(Beginning of Entries provided)

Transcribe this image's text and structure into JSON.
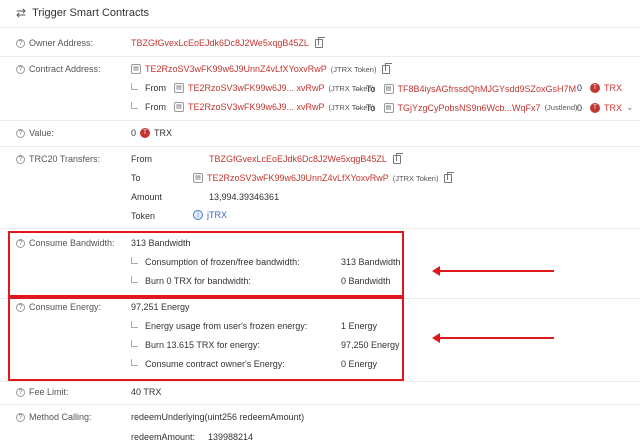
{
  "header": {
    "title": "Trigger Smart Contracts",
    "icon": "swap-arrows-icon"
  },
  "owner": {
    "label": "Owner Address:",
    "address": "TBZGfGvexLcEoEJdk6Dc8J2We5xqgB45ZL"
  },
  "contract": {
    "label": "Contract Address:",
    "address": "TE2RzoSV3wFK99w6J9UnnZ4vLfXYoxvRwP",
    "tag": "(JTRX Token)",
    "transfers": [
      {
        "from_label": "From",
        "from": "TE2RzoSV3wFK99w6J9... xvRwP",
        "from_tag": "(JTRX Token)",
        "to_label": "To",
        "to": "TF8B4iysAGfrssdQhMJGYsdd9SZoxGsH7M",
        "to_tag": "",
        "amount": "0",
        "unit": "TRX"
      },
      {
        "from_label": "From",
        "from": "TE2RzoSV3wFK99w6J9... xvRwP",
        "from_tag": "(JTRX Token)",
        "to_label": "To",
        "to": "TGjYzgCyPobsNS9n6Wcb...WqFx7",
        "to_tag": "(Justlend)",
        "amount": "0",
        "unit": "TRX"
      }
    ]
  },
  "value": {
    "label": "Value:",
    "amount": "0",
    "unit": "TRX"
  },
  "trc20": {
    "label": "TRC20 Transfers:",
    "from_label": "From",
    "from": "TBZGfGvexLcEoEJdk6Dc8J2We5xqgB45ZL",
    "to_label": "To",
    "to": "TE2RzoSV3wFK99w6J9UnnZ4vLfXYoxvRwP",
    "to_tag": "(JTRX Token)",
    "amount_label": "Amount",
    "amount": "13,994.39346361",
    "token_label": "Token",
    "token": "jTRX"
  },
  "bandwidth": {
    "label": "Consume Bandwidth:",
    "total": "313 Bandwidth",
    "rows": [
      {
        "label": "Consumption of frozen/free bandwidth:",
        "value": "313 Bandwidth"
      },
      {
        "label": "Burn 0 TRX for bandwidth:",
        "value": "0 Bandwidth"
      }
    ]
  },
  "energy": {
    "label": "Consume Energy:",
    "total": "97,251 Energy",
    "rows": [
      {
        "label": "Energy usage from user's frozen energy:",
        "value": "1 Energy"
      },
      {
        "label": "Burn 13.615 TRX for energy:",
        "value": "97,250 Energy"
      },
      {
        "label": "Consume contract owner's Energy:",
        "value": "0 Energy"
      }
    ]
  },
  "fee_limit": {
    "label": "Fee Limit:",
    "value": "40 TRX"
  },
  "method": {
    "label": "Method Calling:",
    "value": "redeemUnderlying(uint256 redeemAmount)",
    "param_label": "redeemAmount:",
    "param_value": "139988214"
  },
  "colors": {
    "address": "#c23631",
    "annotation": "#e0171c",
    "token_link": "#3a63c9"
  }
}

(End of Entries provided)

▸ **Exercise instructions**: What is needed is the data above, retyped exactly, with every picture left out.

▸ **Output for this exercise**:
Transcribe this image's text and structure into JSON.
{
  "header": {
    "title": "Trigger Smart Contracts",
    "icon": "swap-arrows-icon"
  },
  "owner": {
    "label": "Owner Address:",
    "address": "TBZGfGvexLcEoEJdk6Dc8J2We5xqgB45ZL"
  },
  "contract": {
    "label": "Contract Address:",
    "address": "TE2RzoSV3wFK99w6J9UnnZ4vLfXYoxvRwP",
    "tag": "(JTRX Token)",
    "transfers": [
      {
        "from_label": "From",
        "from": "TE2RzoSV3wFK99w6J9... xvRwP",
        "from_tag": "(JTRX Token)",
        "to_label": "To",
        "to": "TF8B4iysAGfrssdQhMJGYsdd9SZoxGsH7M",
        "to_tag": "",
        "amount": "0",
        "unit": "TRX"
      },
      {
        "from_label": "From",
        "from": "TE2RzoSV3wFK99w6J9... xvRwP",
        "from_tag": "(JTRX Token)",
        "to_label": "To",
        "to": "TGjYzgCyPobsNS9n6Wcb...WqFx7",
        "to_tag": "(Justlend)",
        "amount": "0",
        "unit": "TRX"
      }
    ]
  },
  "value": {
    "label": "Value:",
    "amount": "0",
    "unit": "TRX"
  },
  "trc20": {
    "label": "TRC20 Transfers:",
    "from_label": "From",
    "from": "TBZGfGvexLcEoEJdk6Dc8J2We5xqgB45ZL",
    "to_label": "To",
    "to": "TE2RzoSV3wFK99w6J9UnnZ4vLfXYoxvRwP",
    "to_tag": "(JTRX Token)",
    "amount_label": "Amount",
    "amount": "13,994.39346361",
    "token_label": "Token",
    "token": "jTRX"
  },
  "bandwidth": {
    "label": "Consume Bandwidth:",
    "total": "313 Bandwidth",
    "rows": [
      {
        "label": "Consumption of frozen/free bandwidth:",
        "value": "313 Bandwidth"
      },
      {
        "label": "Burn 0 TRX for bandwidth:",
        "value": "0 Bandwidth"
      }
    ]
  },
  "energy": {
    "label": "Consume Energy:",
    "total": "97,251 Energy",
    "rows": [
      {
        "label": "Energy usage from user's frozen energy:",
        "value": "1 Energy"
      },
      {
        "label": "Burn 13.615 TRX for energy:",
        "value": "97,250 Energy"
      },
      {
        "label": "Consume contract owner's Energy:",
        "value": "0 Energy"
      }
    ]
  },
  "fee_limit": {
    "label": "Fee Limit:",
    "value": "40 TRX"
  },
  "method": {
    "label": "Method Calling:",
    "value": "redeemUnderlying(uint256 redeemAmount)",
    "param_label": "redeemAmount:",
    "param_value": "139988214"
  },
  "colors": {
    "address": "#c23631",
    "annotation": "#e0171c",
    "token_link": "#3a63c9"
  }
}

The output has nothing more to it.